A few weeks ago I mentioned the wesley.pl script from GitHub to optimize images, and how I had modified it to keep (or discard) the EXIF / XMP information. Making sure images are as small as possible is important to save bandwidth and improve page load times (and google rank), so I think it’s worth discussing my image optimization process in more detail.

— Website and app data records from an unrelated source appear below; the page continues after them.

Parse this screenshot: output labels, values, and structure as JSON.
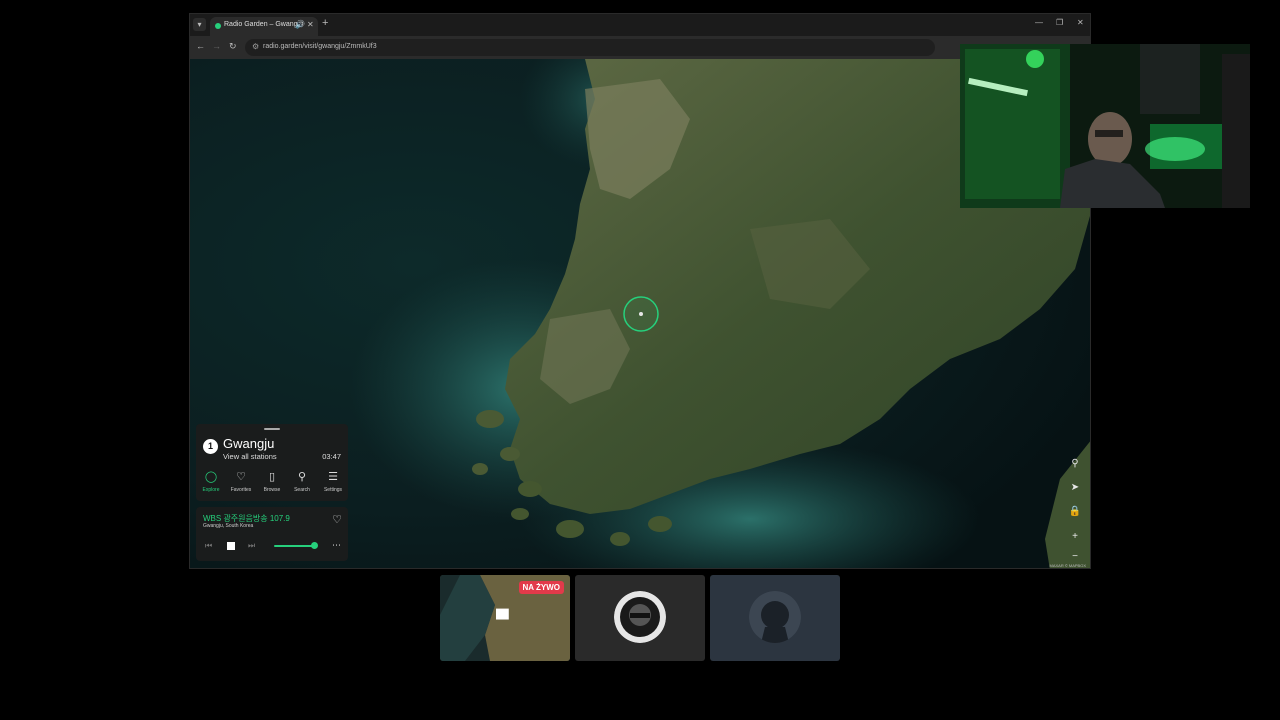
{
  "browser": {
    "tab_title": "Radio Garden – Gwangju",
    "url": "radio.garden/visit/gwangju/ZmmkUf3"
  },
  "panel": {
    "place_name": "Gwangju",
    "place_count": "1",
    "view_all": "View all stations",
    "time": "03:47",
    "nav": [
      {
        "label": "Explore",
        "icon": "explore-icon"
      },
      {
        "label": "Favorites",
        "icon": "heart-icon"
      },
      {
        "label": "Browse",
        "icon": "map-icon"
      },
      {
        "label": "Search",
        "icon": "search-icon"
      },
      {
        "label": "Settings",
        "icon": "menu-icon"
      }
    ],
    "station_name": "WBS 광주원음방송 107.9",
    "station_location": "Gwangju, South Korea",
    "volume_fraction": 0.85
  },
  "map": {
    "attribution": "MAXAR © MAPBOX"
  },
  "tiles": {
    "live_label": "NA ŻYWO"
  },
  "colors": {
    "accent": "#26d07c",
    "live": "#e23a4a"
  }
}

Over the past few weeks I’ve been looking at different solutions to improve the speed of my WordPress websites. The first step was to mirror and redirect the static content to another server (aka Content Delivery Network or CDN). I’m currently using a DreamHost VM, but I may look into using Amazon S3 as well. This is an easy way to save bandwidth, and off-load a web server that is configured for dynamic content (larger and slower). In the case of PHP and WordPress, there are several additional options available to improve local web server performance. I’ll describe the ones I’m currently using, including their expected impact to performance and short-comings. This article deals mainly with the local Apache Httpd and PHP configuration. There are additional infrastructure solutions that can improve performance, like using Nginx servers on the front, Varnish cache servers in the middle, and Apache Httpd on the back-end (for PHP and WordPress). This post is only about optimizing the Apache Httpd back-end. If you’re considering adding a Varnish server in front of Apache Httpd, you should probably avoid caching whole pages in Apache Httpd and leave that to the Varnish servers.